===== MATERIALS PROVIDED =====

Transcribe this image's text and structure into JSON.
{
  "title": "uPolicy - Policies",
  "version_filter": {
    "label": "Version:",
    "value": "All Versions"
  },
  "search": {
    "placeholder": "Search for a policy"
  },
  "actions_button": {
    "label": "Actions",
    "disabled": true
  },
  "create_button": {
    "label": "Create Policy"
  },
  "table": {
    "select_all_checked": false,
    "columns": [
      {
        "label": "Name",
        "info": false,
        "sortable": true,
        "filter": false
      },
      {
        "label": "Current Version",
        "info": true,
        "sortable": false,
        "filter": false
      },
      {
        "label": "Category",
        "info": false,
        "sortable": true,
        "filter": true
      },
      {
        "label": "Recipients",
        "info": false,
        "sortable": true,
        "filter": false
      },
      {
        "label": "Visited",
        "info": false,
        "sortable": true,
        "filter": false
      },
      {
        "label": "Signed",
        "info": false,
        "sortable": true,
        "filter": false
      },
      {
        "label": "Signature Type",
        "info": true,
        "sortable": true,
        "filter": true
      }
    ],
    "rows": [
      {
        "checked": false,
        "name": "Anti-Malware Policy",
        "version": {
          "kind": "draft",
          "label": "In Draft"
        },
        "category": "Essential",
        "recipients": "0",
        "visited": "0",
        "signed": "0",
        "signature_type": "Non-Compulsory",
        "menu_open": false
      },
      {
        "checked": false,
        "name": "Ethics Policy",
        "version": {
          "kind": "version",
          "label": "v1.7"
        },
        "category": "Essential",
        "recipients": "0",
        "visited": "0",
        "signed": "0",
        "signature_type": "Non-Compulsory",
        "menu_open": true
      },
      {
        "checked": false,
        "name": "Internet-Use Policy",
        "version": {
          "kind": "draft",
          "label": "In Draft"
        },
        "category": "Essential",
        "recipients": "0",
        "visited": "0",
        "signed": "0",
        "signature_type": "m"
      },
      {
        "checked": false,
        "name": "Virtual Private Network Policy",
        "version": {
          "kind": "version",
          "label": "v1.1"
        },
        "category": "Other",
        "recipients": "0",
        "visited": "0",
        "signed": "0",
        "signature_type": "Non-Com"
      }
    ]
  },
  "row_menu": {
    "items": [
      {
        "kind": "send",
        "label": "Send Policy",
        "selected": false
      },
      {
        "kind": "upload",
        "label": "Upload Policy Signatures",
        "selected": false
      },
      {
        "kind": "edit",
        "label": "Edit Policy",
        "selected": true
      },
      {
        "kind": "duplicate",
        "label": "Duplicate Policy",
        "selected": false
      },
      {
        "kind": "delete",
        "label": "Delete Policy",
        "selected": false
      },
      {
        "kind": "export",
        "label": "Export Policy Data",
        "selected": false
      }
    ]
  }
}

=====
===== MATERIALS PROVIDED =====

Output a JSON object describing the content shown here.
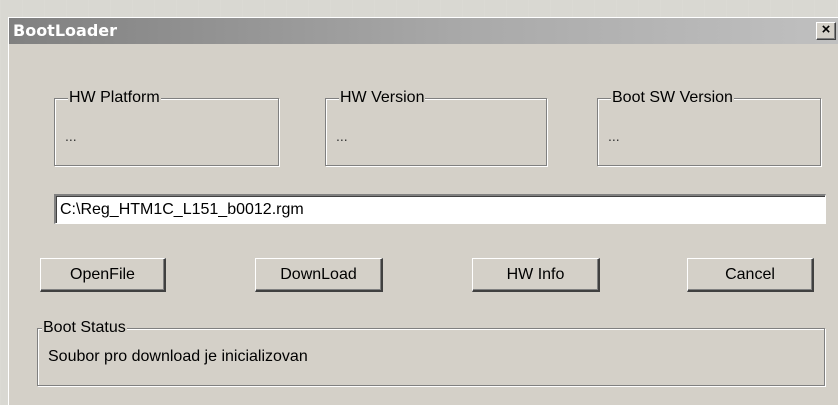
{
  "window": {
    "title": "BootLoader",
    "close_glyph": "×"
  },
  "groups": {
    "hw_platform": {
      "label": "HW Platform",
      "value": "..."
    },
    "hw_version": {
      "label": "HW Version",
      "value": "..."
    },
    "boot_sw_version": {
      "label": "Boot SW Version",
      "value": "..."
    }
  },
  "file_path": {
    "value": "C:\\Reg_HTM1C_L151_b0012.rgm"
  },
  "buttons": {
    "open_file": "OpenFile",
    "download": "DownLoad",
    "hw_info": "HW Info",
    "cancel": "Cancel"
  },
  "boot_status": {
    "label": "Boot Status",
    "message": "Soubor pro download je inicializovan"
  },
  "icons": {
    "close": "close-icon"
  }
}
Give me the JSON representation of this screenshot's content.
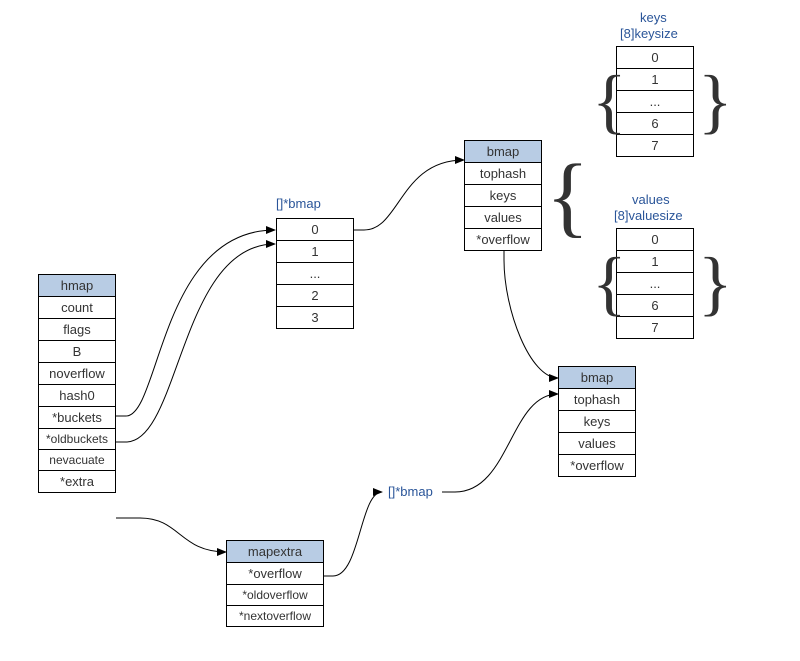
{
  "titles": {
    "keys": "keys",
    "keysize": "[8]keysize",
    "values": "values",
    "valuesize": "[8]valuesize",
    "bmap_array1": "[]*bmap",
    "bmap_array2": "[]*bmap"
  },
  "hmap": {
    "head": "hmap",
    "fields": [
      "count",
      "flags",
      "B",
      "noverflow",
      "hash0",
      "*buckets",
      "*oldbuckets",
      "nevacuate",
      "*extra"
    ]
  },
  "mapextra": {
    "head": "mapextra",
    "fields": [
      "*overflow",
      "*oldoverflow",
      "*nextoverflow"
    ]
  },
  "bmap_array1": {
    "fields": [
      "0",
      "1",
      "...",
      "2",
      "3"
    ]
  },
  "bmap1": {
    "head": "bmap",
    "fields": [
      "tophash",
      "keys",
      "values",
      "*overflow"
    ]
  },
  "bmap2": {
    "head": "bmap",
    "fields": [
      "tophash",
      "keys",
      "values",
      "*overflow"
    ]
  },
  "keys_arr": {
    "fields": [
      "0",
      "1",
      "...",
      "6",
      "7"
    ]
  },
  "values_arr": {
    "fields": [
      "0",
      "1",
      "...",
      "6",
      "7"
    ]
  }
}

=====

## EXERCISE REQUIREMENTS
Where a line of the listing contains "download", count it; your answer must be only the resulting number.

## TASK RESULT
2